Tuesday, February 3, 2015

Goodbye Marvin

Well I finally sold my beloved bike Marvin. I thought I would never sell him. I purchased Marvin back in 2005 and he has been my constant companion since. I wish I knew more about bikes so I could explain what made Marvin so special but I don't. Maybe it will just take a little more time. I was a little shocked at the Kelly BlueBook value of Marvin. While I wasn't selling him for money his value to me was just so much greater.

To begin with Marvin is a really good looking bike. Being bright yellow he certainly stands out in a crowd. He fit me well and was super comfortable. 



He is a great climber. It is not like Marvin was super light or anything and he actually lacked a lot of the bells and whistles new bikes have but he always responded well when I needed to dig a little deeper to get to the top. We climbed to the top of Beech Mountain and Mount Mitchell and a number of other ascents throughout NC.

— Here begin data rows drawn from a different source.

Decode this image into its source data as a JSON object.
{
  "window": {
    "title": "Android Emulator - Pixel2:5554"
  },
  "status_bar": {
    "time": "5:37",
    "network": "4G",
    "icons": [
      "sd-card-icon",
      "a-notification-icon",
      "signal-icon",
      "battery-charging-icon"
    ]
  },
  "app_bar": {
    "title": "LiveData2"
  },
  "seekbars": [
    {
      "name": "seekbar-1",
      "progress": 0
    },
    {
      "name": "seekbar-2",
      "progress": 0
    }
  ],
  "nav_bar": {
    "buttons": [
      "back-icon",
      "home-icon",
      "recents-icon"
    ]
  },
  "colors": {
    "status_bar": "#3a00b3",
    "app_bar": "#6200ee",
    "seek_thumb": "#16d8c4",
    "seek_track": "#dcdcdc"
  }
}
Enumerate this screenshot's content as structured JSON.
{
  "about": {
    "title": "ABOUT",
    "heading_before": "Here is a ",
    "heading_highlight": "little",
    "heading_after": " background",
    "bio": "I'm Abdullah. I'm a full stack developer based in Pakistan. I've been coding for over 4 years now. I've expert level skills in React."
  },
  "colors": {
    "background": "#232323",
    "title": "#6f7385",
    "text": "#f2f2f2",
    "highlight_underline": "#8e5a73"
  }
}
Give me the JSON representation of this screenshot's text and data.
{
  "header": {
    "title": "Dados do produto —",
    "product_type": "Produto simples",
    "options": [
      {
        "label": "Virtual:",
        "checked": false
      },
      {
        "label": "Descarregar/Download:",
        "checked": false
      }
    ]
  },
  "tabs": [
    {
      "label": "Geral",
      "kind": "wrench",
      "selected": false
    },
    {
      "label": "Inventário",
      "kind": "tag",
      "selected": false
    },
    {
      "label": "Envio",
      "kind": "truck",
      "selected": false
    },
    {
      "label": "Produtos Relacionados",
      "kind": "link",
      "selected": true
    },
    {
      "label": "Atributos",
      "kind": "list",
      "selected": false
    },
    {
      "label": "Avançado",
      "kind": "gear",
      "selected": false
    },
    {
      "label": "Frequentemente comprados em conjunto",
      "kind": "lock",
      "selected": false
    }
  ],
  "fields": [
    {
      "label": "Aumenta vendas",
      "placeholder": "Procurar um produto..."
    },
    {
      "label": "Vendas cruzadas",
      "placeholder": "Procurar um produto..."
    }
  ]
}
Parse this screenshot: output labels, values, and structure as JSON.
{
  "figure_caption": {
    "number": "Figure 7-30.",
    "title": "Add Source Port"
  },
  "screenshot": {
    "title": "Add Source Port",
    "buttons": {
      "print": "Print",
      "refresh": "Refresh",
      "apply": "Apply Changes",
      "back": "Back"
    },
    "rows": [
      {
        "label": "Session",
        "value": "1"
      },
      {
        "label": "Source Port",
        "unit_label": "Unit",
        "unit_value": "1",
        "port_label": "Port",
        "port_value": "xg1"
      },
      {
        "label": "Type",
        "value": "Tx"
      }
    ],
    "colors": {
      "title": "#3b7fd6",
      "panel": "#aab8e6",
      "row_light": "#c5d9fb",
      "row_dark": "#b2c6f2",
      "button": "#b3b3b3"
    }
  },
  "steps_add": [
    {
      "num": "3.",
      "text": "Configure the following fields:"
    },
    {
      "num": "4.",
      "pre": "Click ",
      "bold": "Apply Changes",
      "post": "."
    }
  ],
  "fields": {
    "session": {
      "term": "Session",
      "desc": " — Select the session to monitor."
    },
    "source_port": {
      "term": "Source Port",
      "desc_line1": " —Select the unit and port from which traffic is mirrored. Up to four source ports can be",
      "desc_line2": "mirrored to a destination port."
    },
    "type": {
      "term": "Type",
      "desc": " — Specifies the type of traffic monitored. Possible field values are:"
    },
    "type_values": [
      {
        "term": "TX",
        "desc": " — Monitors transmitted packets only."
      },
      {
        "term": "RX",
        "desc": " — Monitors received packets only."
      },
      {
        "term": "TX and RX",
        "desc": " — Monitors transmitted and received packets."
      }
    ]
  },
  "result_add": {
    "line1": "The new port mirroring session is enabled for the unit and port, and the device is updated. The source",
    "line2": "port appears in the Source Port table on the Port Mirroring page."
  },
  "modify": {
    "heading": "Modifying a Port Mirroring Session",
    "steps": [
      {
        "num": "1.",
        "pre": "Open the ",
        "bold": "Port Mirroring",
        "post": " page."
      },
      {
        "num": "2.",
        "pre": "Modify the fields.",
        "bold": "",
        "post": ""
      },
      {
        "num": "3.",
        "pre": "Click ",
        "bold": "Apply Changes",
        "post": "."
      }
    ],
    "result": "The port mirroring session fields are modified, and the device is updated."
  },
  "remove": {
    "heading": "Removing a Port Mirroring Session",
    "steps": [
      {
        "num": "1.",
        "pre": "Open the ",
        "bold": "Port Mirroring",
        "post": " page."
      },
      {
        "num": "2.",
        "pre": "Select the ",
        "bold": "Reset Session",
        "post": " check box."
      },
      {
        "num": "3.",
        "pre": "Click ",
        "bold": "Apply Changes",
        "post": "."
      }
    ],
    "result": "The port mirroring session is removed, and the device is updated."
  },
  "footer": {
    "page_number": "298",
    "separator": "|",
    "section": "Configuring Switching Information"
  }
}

Together we really learned how to ride. Marvin was not my first bike. I purchased a used road bike for $75 at a garage sale when I first decided I wanted to "ride like those people in spandex." Realizing he was waaaaay to big for me I purchased a new road bike for $500. He was a tank. Probably the heaviest bike I have owed and he quickly rusted in the salty Charleston environment. Marvin and I were a perfect match and the more riding I did the more confidence I had to explore group rides. I went from joining in the Saturday-no-drop-let's-stop-every-20-minutes- group ride to the Wednesday night road racing World Championships of Charleston. Every ride I went to someone gave me a couple of pointers on how to be a better rider whether it was how not to put my wheel on backwards to how to pull of the front of a paceline. Everything I learned about cycling I learned with Marvin.

My one and only road race
So why did I decide to let him go? I  often wonder why we grow sentimental attachments to material objects. The object is just a vector for the memory. You can't sell memories or give them away; they are simply always there. Since I had not ridden Marvin in over a year his utility to me had clearly diminished yet I was holding on to him for sentimental reasons. He represents so many things including a time in my life that no longer exists. I realized, however, by selling Marvin I could give someone (preferable another lady as opposed to some super short guy) the chance to get a great bike at a great price. By hoarding Marvin at home I could potentially be denying someone the opportunity to get into cycling/triathlon and fall in love with a sport I embraced so many years ago. 

I ended up selling Marvin to a guy named Mark. I was a little disappointed at first but when I met Mark, who is super tall, I knew there had to be more to the story. He was actually buying the bike for his lady, Stephanie. Marvin would be her first road bike and she was planning to compete in her first triathlon this summer, Raleigh 70.3! How exciting is that!?! As we talked about the race her anxiety and excitement reinforced my love for this sport. I didn't think I would return to Raleigh this year I think I just might to see Marvin back in action.

As it happens sometimes even the best relationships have to come to an end. I feel good about closing that chapter and I am excited about Stephanie's and Marvin future together. But now I get to start a new book . . .  introducing Hank (although because of his coral accents he may be renamed Elton):


Just a quick test drive (photo credits: James Haycraft)

It is only on a mountain bike can one get back to the sheer joy of "playing in the woods" again.